The US secretary of state has warned Syria against interfering in Lebanon, following the killing of former Prime Minister Rafik Hariri by a car bomb.
The US has stopped short of blaming Syria for Hariri's death
Condoleezza Rice - who has recalled the US ambassador to Syria - said she was not blaming the attack on Syria but its presence in Lebanon was destabilising.
The United Nations condemned the attack and Secretary General Kofi Annan urged Syria to withdraw its troops.
Thousands of mourners are expected at Mr Hariri's funeral on Wednesday.
Lebanon's interior ministry said Mr Hariri was "almost certainly" killed by a suicide bomb, amid widespread fears the attack could signal a return to the violence of the country's civil war years.
US Ambassador Margaret Scobey delivered a message to the Syrian government expressing US outrage over Mr Hariri's death, before returning to Washington for "urgent consultations".
Ms Rice said the US was discussing a response to the bombing with the UN, and considering further diplomatic sanctions against Syria over a range of US complaints.
She told a news conference: "The Syrian government is unfortunately on a path right now where relations are not improving, but are worsening.
"We would hope that the Syrian government would take the opportunity of this signal from the United States to review where we are in the relationship and to try to put our relations on a better path."
Prime minister 1992-98 and 2000-04
Trained as a teacher, but founded successful construction firm in Saudi Arabia
Born in 1944 to a poor Sunni Muslim family in the southern Lebanese port of Sidon
State department spokesman Richard Boucher said the US was not blaming Syria directly for Mr Hariri's death.
But he said the incident underlined what he called the distortions caused by the presence of 14,000 Syrian troops in Lebanon.
The United Nations Security Council unanimously condemned the bombing and called for the perpetrators to be brought to justice.
Mr Annan said he had recently written to Syrian President Bashar al-Assad, to urge him to comply with a UN resolution calling for the withdrawal of foreign troops from Lebanon.
Lebanese opposition figures have blamed Mr Hariri's death on the government and Syria, and have renewed calls for Syrian troops in Lebanon to leave.
Noisy street demonstrations have followed Hariri's death

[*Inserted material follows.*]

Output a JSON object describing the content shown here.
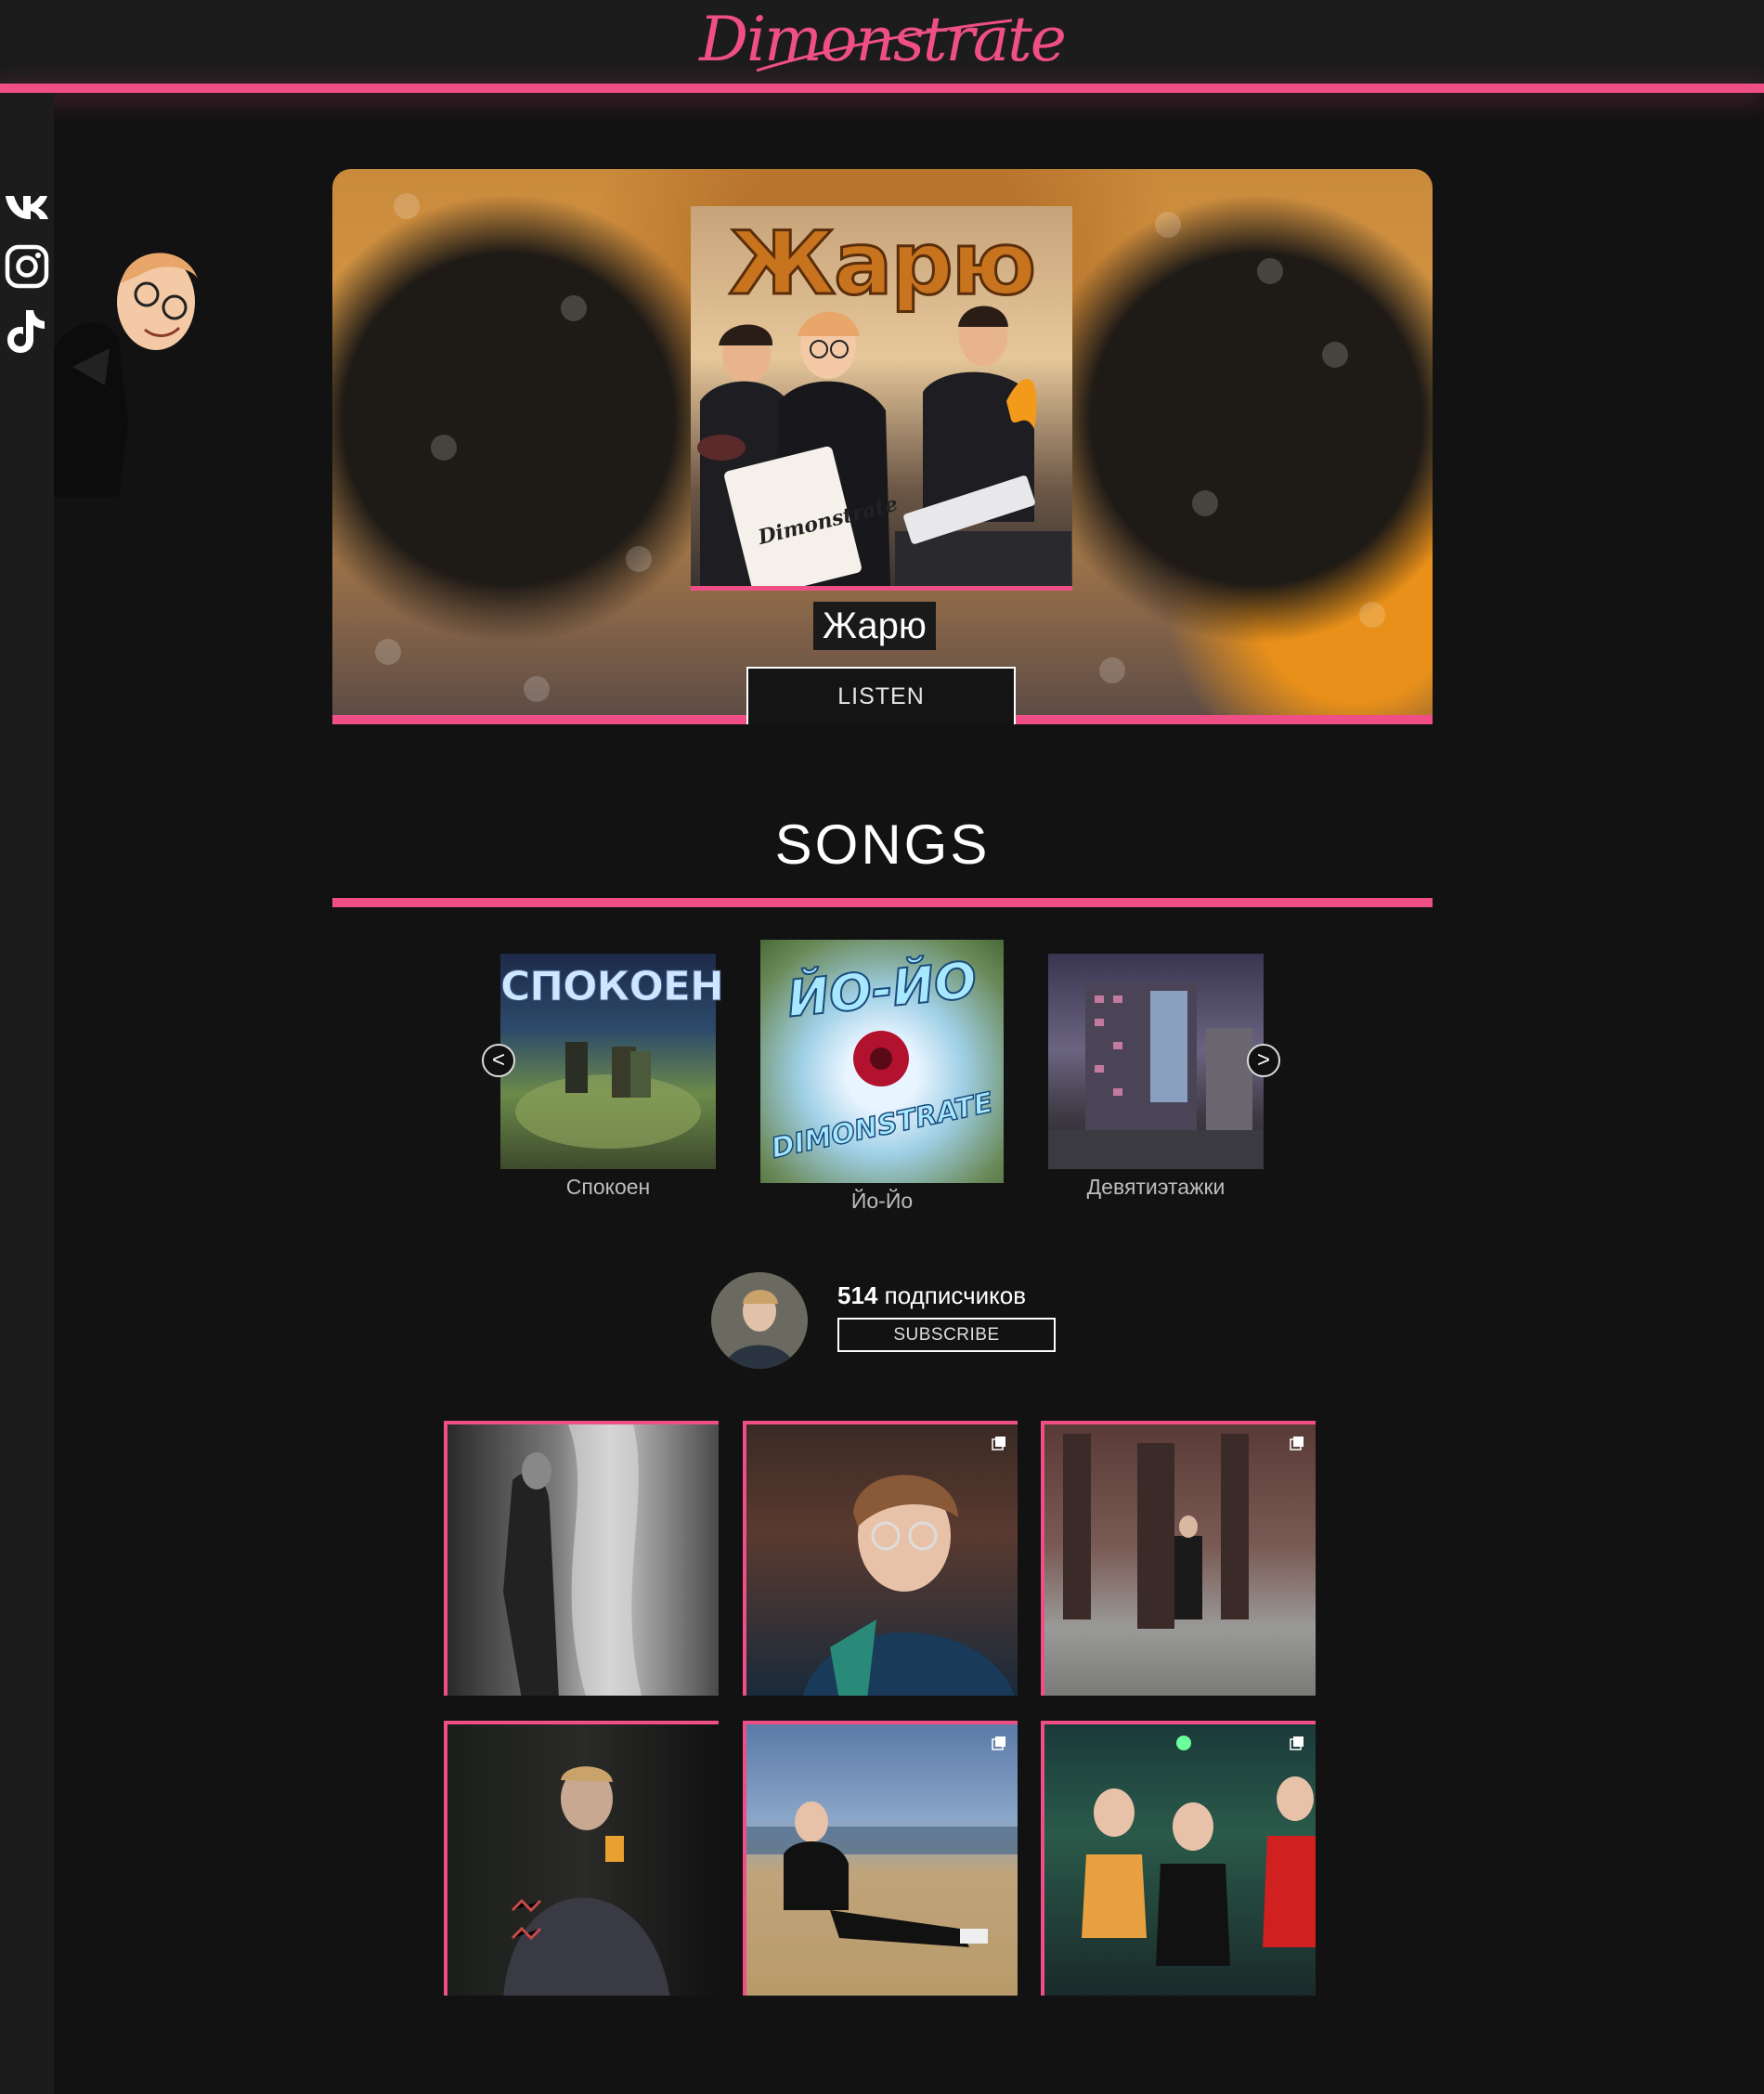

Mr Hariri died when a bomb exploded near his motorcade in Beirut on Monday, killing at least 15 people and injuring about 120 others.
His funeral will be held on Wednesday at a mosque in central Beirut.
His family has called for a large popular turnout, but it has also said it does not want members of the government to attend.
Security operations have been stepped up in anticipation that tens of thousands of mourners will attend.
It follows noisy street demonstrations in Beirut on Tuesday and clashes in Mr Hariri's hometown of Sidon, southern Lebanon, which left several Syrian workers injured.